- **Exercise description**: Line by line, please look for the word "icon" in the following records, then copy each line you find it in.

- **Material for this exercise**:

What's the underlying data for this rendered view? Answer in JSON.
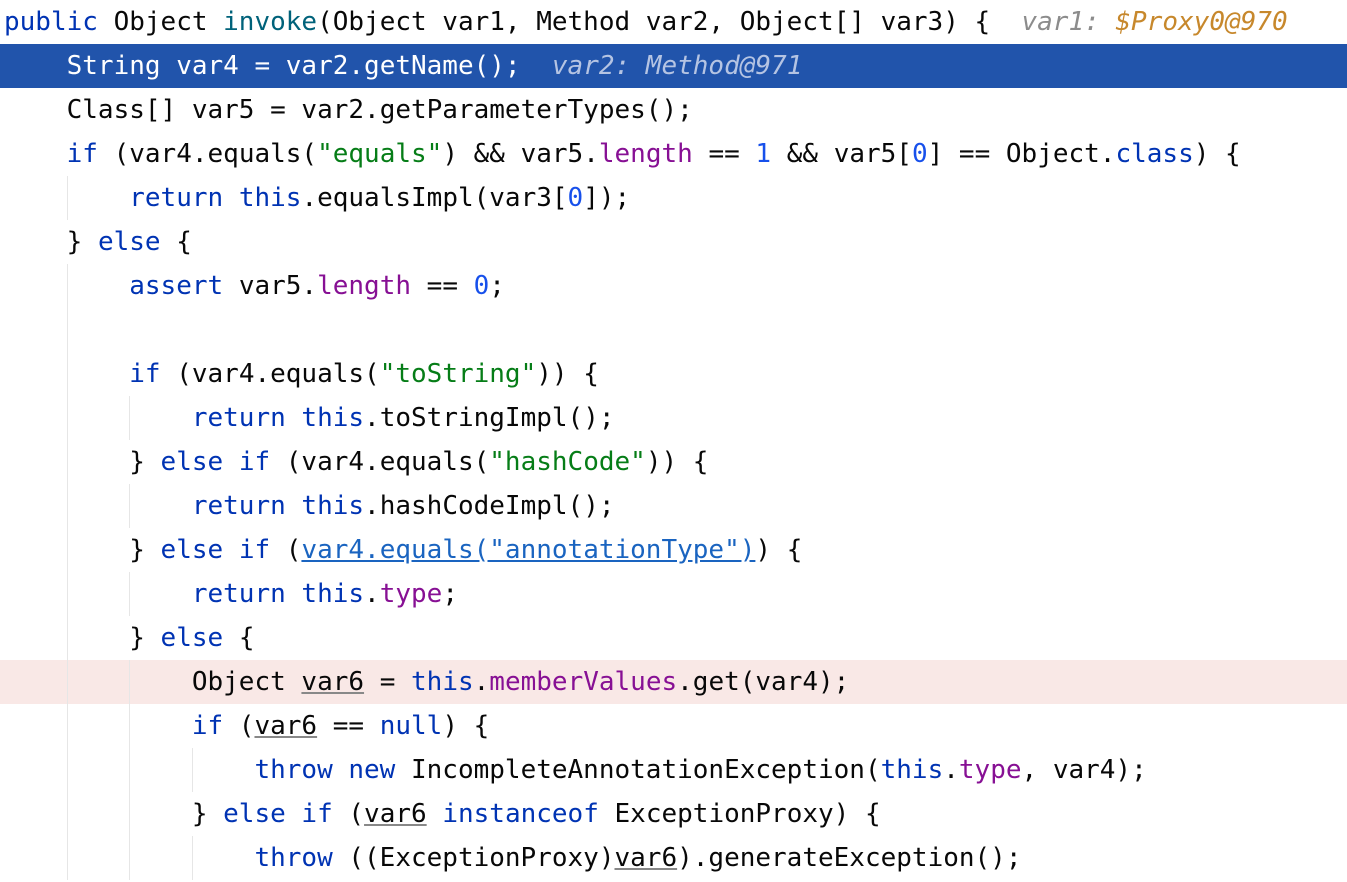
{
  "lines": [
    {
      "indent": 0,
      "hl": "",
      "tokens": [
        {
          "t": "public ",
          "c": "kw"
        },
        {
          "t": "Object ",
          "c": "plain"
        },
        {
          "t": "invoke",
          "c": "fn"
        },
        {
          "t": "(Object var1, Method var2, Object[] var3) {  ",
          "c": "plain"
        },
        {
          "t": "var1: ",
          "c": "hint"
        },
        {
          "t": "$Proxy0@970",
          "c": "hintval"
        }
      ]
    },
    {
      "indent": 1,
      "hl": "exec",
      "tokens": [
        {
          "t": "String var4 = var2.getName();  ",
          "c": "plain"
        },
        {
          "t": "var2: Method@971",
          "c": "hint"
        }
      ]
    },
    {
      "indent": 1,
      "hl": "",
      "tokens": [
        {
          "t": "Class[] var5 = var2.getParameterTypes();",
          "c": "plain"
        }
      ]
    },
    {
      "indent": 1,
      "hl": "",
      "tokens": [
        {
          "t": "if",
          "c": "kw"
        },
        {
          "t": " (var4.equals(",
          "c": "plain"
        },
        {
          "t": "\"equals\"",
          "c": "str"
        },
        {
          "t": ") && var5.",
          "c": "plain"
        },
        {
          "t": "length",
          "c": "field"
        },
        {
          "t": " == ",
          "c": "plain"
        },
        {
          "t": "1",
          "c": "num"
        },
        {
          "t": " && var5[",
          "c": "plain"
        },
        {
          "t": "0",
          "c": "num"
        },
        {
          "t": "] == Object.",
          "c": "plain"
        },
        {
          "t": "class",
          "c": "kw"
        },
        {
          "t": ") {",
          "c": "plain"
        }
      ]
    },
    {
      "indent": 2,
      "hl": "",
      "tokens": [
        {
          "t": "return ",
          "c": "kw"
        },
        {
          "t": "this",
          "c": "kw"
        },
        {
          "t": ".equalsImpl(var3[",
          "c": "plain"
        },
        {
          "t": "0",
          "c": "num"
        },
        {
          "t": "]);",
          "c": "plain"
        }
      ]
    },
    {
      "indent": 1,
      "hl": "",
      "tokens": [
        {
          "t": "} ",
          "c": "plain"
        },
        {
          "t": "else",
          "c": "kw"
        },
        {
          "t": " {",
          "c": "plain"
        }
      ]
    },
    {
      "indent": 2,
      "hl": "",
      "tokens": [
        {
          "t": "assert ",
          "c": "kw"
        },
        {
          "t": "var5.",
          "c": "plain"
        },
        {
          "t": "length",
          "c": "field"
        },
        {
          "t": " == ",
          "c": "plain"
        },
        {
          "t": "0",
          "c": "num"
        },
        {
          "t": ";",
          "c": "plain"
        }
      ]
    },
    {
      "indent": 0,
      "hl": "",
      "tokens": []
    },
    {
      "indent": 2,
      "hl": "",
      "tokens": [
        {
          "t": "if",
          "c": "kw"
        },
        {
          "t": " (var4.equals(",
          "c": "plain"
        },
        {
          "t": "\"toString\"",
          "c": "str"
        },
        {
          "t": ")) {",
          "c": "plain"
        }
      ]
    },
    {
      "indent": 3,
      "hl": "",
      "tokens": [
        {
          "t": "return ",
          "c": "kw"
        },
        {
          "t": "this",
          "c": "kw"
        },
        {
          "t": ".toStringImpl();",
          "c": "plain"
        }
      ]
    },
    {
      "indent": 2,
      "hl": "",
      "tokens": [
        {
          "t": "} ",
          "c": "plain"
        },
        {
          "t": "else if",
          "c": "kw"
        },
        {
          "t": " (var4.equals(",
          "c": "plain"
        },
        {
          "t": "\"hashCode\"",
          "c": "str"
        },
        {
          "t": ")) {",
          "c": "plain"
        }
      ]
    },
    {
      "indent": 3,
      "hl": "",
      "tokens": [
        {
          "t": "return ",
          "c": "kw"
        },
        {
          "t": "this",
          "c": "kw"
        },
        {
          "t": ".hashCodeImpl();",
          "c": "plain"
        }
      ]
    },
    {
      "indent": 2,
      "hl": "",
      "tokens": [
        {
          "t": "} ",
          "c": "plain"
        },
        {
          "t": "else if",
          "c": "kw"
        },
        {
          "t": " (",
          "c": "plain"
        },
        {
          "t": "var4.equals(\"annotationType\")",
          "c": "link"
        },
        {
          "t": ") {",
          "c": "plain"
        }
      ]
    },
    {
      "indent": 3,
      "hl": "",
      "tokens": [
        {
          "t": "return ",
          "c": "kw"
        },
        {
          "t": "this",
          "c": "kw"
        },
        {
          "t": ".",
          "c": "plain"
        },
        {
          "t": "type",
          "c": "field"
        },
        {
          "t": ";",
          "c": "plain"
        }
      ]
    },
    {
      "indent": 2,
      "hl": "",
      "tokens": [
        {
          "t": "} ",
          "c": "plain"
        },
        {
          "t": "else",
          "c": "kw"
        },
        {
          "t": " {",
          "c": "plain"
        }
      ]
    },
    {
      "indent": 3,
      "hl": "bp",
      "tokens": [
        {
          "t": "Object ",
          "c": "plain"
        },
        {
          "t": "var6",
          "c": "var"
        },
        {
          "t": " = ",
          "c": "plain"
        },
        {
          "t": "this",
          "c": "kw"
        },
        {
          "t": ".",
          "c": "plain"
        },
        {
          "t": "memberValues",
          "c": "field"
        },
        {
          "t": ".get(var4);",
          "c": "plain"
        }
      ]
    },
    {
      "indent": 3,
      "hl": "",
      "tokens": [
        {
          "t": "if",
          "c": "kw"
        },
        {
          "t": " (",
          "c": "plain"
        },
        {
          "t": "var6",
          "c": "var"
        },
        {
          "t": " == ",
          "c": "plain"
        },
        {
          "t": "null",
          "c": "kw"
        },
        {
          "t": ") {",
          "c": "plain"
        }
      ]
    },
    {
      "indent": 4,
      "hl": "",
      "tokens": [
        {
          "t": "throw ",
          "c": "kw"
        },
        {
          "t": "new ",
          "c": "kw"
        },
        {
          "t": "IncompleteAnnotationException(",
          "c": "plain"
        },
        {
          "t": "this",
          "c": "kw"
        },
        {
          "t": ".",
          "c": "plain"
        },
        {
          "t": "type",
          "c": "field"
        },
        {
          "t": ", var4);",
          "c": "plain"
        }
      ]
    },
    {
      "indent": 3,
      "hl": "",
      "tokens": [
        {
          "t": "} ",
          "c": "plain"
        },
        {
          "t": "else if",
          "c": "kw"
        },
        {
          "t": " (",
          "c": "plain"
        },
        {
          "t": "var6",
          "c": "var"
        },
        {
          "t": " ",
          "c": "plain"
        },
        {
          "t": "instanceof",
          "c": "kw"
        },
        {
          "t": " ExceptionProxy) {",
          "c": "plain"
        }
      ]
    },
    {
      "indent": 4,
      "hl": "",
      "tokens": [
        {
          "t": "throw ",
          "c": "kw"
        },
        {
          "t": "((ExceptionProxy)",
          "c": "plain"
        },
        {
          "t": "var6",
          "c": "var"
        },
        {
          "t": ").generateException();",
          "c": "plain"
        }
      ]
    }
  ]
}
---
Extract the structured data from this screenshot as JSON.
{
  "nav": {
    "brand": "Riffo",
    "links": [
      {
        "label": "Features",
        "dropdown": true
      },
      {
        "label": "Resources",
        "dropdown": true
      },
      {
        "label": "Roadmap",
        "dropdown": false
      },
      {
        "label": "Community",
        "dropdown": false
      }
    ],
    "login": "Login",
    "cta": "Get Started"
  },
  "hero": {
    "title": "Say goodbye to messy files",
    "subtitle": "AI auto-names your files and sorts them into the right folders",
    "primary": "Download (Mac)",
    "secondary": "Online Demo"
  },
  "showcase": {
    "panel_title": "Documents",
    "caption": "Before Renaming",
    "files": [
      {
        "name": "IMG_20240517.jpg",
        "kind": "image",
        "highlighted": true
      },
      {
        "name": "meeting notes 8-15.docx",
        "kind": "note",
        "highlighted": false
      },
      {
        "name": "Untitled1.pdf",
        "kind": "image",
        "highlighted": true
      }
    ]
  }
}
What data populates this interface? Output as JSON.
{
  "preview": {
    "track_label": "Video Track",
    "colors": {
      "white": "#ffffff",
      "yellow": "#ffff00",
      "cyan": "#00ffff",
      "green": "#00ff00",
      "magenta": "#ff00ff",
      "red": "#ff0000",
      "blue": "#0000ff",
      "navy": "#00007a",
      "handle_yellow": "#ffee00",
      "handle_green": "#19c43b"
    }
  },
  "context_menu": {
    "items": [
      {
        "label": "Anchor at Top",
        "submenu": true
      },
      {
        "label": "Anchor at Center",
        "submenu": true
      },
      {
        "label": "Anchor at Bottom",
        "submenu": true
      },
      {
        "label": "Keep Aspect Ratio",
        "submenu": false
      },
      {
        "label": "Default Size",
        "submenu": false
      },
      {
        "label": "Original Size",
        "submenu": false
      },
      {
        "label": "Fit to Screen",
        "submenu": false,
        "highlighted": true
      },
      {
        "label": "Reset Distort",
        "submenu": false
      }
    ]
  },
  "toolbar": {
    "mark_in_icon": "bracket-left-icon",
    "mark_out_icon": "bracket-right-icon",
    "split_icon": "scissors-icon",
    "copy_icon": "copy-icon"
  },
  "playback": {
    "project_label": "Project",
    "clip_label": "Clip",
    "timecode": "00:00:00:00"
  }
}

- **Solution to the problem**:
    "mark_in_icon": "bracket-left-icon",
    "mark_out_icon": "bracket-right-icon",
    "split_icon": "scissors-icon",
    "copy_icon": "copy-icon"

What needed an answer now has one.